- _Aim of the exercise_
Please repeat the listing below exactly, but do not include its pictures.
————————
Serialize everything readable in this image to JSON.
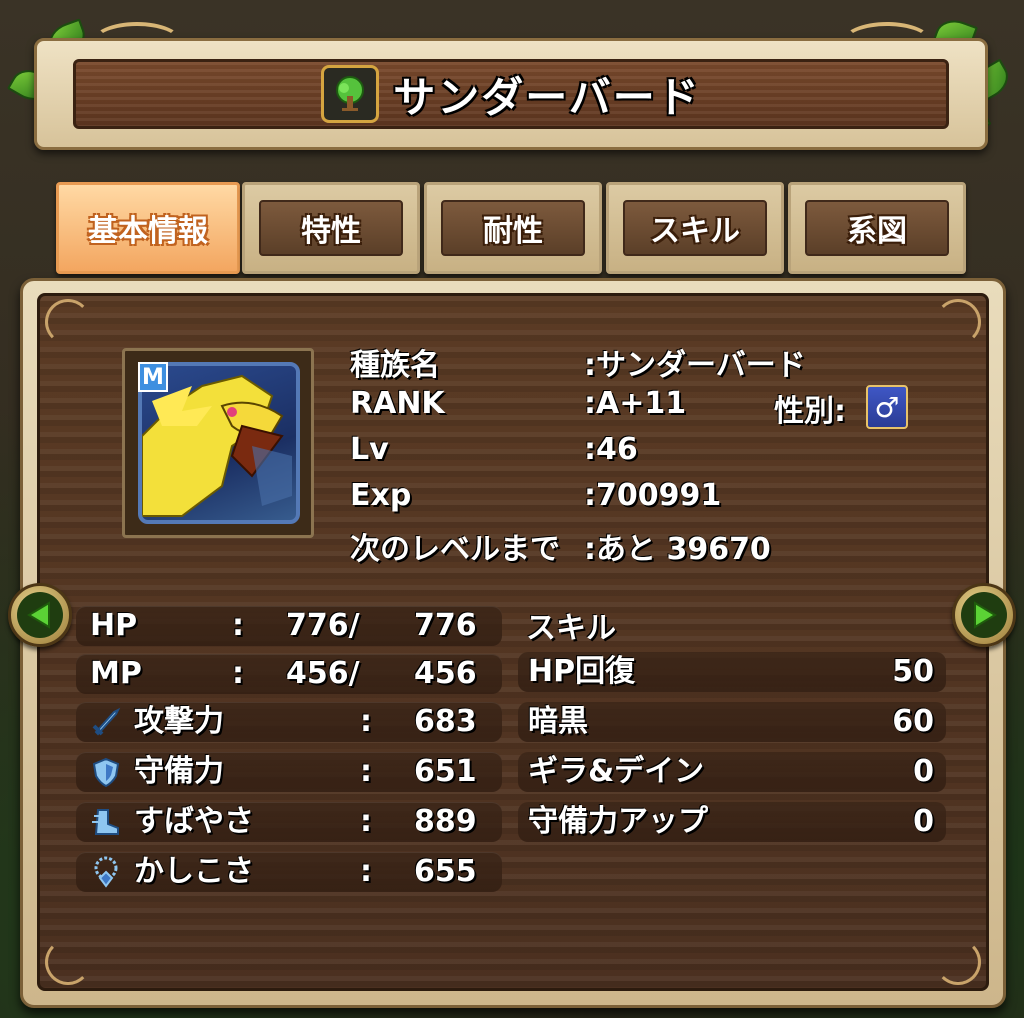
{
  "header": {
    "family_icon": "tree-icon",
    "title": "サンダーバード"
  },
  "tabs": [
    {
      "label": "基本情報",
      "active": true
    },
    {
      "label": "特性",
      "active": false
    },
    {
      "label": "耐性",
      "active": false
    },
    {
      "label": "スキル",
      "active": false
    },
    {
      "label": "系図",
      "active": false
    }
  ],
  "portrait": {
    "badge": "M",
    "icon": "thunderbird-portrait"
  },
  "info": {
    "species_label": "種族名",
    "species_value": ":サンダーバード",
    "rank_label": "RANK",
    "rank_value": ":A+11",
    "gender_label": "性別:",
    "gender_symbol": "♂",
    "lv_label": "Lv",
    "lv_value": ":46",
    "exp_label": "Exp",
    "exp_value": ":700991",
    "next_label": "次のレベルまで",
    "next_value": ":あと 39670"
  },
  "stats": [
    {
      "name": "HP",
      "sep": ":",
      "current": "776/",
      "max": "776"
    },
    {
      "name": "MP",
      "sep": ":",
      "current": "456/",
      "max": "456"
    },
    {
      "name": "攻撃力",
      "sep": ":",
      "value": "683",
      "icon": "sword-icon"
    },
    {
      "name": "守備力",
      "sep": ":",
      "value": "651",
      "icon": "shield-icon"
    },
    {
      "name": "すばやさ",
      "sep": ":",
      "value": "889",
      "icon": "boot-icon"
    },
    {
      "name": "かしこさ",
      "sep": ":",
      "value": "655",
      "icon": "amulet-icon"
    }
  ],
  "skills": {
    "header": "スキル",
    "items": [
      {
        "name": "HP回復",
        "value": "50"
      },
      {
        "name": "暗黒",
        "value": "60"
      },
      {
        "name": "ギラ&デイン",
        "value": "0"
      },
      {
        "name": "守備力アップ",
        "value": "0"
      }
    ]
  },
  "colors": {
    "panel_wood": "#4b3020",
    "tab_active": "#f3a660",
    "frame_cream": "#e9dcbc",
    "gender_blue": "#3f57c5"
  }
}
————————
- _Expected output_
Serialize everything readable in this image to JSON.
{
  "header": {
    "family_icon": "tree-icon",
    "title": "サンダーバード"
  },
  "tabs": [
    {
      "label": "基本情報",
      "active": true
    },
    {
      "label": "特性",
      "active": false
    },
    {
      "label": "耐性",
      "active": false
    },
    {
      "label": "スキル",
      "active": false
    },
    {
      "label": "系図",
      "active": false
    }
  ],
  "portrait": {
    "badge": "M",
    "icon": "thunderbird-portrait"
  },
  "info": {
    "species_label": "種族名",
    "species_value": ":サンダーバード",
    "rank_label": "RANK",
    "rank_value": ":A+11",
    "gender_label": "性別:",
    "gender_symbol": "♂",
    "lv_label": "Lv",
    "lv_value": ":46",
    "exp_label": "Exp",
    "exp_value": ":700991",
    "next_label": "次のレベルまで",
    "next_value": ":あと 39670"
  },
  "stats": [
    {
      "name": "HP",
      "sep": ":",
      "current": "776/",
      "max": "776"
    },
    {
      "name": "MP",
      "sep": ":",
      "current": "456/",
      "max": "456"
    },
    {
      "name": "攻撃力",
      "sep": ":",
      "value": "683",
      "icon": "sword-icon"
    },
    {
      "name": "守備力",
      "sep": ":",
      "value": "651",
      "icon": "shield-icon"
    },
    {
      "name": "すばやさ",
      "sep": ":",
      "value": "889",
      "icon": "boot-icon"
    },
    {
      "name": "かしこさ",
      "sep": ":",
      "value": "655",
      "icon": "amulet-icon"
    }
  ],
  "skills": {
    "header": "スキル",
    "items": [
      {
        "name": "HP回復",
        "value": "50"
      },
      {
        "name": "暗黒",
        "value": "60"
      },
      {
        "name": "ギラ&デイン",
        "value": "0"
      },
      {
        "name": "守備力アップ",
        "value": "0"
      }
    ]
  },
  "colors": {
    "panel_wood": "#4b3020",
    "tab_active": "#f3a660",
    "frame_cream": "#e9dcbc",
    "gender_blue": "#3f57c5"
  }
}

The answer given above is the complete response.